April 26, 2015 10:59 AM

​The report published by NHS England last year stated that by 2020, the NHS in England would require at extra £30 billion over and above the normal increases due to inflation. The driving fact in the costs is that we are living longer and the by 2020 all the generation born in the baby boom after the second world war will be between 70 and 75 years old. NHS England believe that there are more efficient ways of working and that of the £30 billion extra required they can make up £22 billion through efficiency savings. However even with that there will still be as estimated £8 billion shortfall. That is the £8 billion figure that all the parties are currently talking about. Liberal Democrats have said we will fund our ​the ​£8bn NHS commitment:

  • The additional £1.7bn that the Liberal Democrats successfully secured in the Autumn Statement for 2015/16 will be maintained
  • In addition to this funding, we will invest a further £1bn in real terms in 2016/17 (£250m of which we secured in this year's budget). This will be paid for by restricting reliefs on Capital Gains Tax and scrapping the Conservative shares for rights scheme.
  • Once we have finished the job of tackling the deficit in 2017/18, we will increase health spending in line with growth in the economy. We are the only party that will increase health spending in line with growth in the economy at this point, because the Conservatives will still be cutting public spending and Labour won't have balanced the books.

​Along with the the basics of making the efficency savings and providing the cash the NHS also needs to work smarter that is why the Liberal Democrats will help drive a digital revolution in the NHS by funding new technology in a bid to create a paperless NHS.
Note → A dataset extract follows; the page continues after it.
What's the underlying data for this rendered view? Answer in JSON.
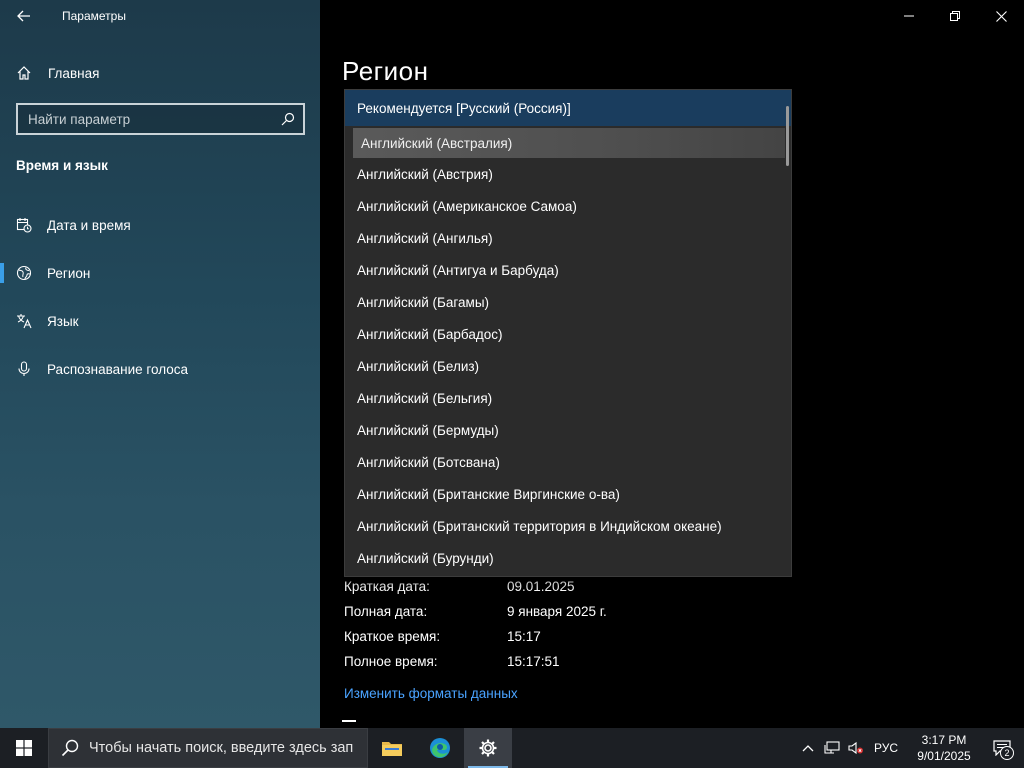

​Liberal Democrats will set aside £250m from the profits of the sale of redundant NHS assets to fund new technologies in the health service. This one-off "Transformation Fund" will help fund the changes NHS boss Simon Stevens has said will be needed in the next Parliament. The money will be used to make more doctor appointments and repeat prescriptions available online. It will also be used to improve GP access by encouraging more patients to contact their doctors ​using standard internet services like Skype.

​This call for new technology, along with £8bn in extra funding, are the key requests in Simon Stevens' report into the future of the NHS. Only the Liberal Democrats have committed to this funding and are committed to introducing the new technology the health service needs.

I hope this clarifies the £8 billion figure and how we plan to fund it.​